Recent data from the Hubble telescope suggest that a large, dense asteroid floating in the Milkway asteroid belt may actually be the core of a primary planet that was smashed and exposed billions of years ago. NASA plans to use the probe to visit the core of the possible planet, reach it as early as 2026, and observe it in orbit for nearly two years.
The Hubble telescope recently spent time observing an asteroid of particular interest to the scientific community, located outside the Milky Way asteroid belt between Mars and Jupiter. What’s new about this space rock is its huge size, about the length of Massachusetts, and its rich composition of metal and silicate rocks.
Originally discovered in 1852 by Italian astronomer Annibale de Gasparis, the asteroid is the 16th ever observed and has been named “16 Psyche”. It was later determined that it consisted mainly of nickel and iron. This composition makes the rocks on the planet extremely dense and is thought to contain an astonishing 1% of the mass of the entire asteroid belt.
The asteroid’s value is assessed solely by raw materials, which is about $1.4 trillion, based on the current mineral market value on Earth.
The researchers were also interested in the similarities between 16 Psyche and the Earth’s core. Preliminary assumptions based on Hubble data suggest that this may be the core of a recently exposed original planet that split in the solar system billions of years ago. Theories about how the core was exposed vary from one more data to another, but suggest that it may have been the result of a large impact a long time ago, or of multiple impacts over a long period of time.

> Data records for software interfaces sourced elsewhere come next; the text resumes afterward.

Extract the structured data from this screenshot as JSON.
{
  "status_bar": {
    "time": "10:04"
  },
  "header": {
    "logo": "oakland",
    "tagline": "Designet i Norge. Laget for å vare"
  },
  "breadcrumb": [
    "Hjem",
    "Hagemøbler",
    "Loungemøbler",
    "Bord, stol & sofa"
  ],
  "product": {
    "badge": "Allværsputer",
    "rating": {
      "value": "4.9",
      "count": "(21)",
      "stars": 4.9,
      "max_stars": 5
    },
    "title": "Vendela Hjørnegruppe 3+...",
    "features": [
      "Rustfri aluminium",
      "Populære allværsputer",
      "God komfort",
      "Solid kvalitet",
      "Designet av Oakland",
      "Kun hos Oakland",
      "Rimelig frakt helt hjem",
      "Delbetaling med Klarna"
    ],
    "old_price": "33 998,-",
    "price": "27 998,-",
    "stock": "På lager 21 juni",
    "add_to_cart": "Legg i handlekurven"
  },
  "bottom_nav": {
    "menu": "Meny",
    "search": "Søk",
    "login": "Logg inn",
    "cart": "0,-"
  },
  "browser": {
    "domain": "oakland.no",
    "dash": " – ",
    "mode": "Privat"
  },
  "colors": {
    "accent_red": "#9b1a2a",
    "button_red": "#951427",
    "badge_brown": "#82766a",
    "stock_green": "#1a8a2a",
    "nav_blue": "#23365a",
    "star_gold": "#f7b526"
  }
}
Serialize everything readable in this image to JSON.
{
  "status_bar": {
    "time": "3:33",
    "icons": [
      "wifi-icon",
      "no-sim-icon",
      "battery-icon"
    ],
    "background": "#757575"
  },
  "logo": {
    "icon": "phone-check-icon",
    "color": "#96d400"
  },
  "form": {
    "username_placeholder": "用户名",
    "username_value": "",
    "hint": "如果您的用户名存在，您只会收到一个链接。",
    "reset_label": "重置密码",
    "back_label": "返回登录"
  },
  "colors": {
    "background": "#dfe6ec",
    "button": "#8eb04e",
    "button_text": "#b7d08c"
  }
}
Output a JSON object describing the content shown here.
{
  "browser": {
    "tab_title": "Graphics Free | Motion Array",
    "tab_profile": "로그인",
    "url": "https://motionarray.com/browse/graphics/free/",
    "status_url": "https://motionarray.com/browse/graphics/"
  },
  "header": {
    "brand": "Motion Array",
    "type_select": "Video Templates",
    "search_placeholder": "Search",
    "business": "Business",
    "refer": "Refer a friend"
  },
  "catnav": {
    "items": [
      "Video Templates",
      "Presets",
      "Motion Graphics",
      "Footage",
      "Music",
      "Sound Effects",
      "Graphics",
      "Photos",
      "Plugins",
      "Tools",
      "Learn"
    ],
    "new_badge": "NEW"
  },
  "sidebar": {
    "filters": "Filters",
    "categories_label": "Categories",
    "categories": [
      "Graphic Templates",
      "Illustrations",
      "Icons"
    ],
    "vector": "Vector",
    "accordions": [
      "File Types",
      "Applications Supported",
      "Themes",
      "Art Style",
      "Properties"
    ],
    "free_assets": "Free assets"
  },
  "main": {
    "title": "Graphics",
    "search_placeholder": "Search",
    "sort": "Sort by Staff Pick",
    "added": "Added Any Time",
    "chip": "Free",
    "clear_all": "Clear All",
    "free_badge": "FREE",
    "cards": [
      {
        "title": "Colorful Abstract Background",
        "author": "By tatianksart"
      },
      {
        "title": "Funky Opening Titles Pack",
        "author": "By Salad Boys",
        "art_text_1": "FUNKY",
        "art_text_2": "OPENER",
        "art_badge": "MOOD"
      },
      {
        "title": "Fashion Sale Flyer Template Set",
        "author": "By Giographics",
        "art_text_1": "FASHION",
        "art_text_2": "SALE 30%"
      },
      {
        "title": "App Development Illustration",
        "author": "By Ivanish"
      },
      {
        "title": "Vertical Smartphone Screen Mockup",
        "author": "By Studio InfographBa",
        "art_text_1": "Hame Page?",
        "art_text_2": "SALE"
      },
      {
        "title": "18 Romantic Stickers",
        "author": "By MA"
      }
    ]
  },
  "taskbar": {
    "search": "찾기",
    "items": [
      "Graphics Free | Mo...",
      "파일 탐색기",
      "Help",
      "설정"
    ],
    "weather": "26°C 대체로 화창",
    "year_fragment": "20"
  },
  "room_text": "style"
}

NASA began the program as early as 2017, with the 16 Psyche exploration mission scheduled to take off in 2022 and begin orbiting the metal space rock for 21 months in 2026.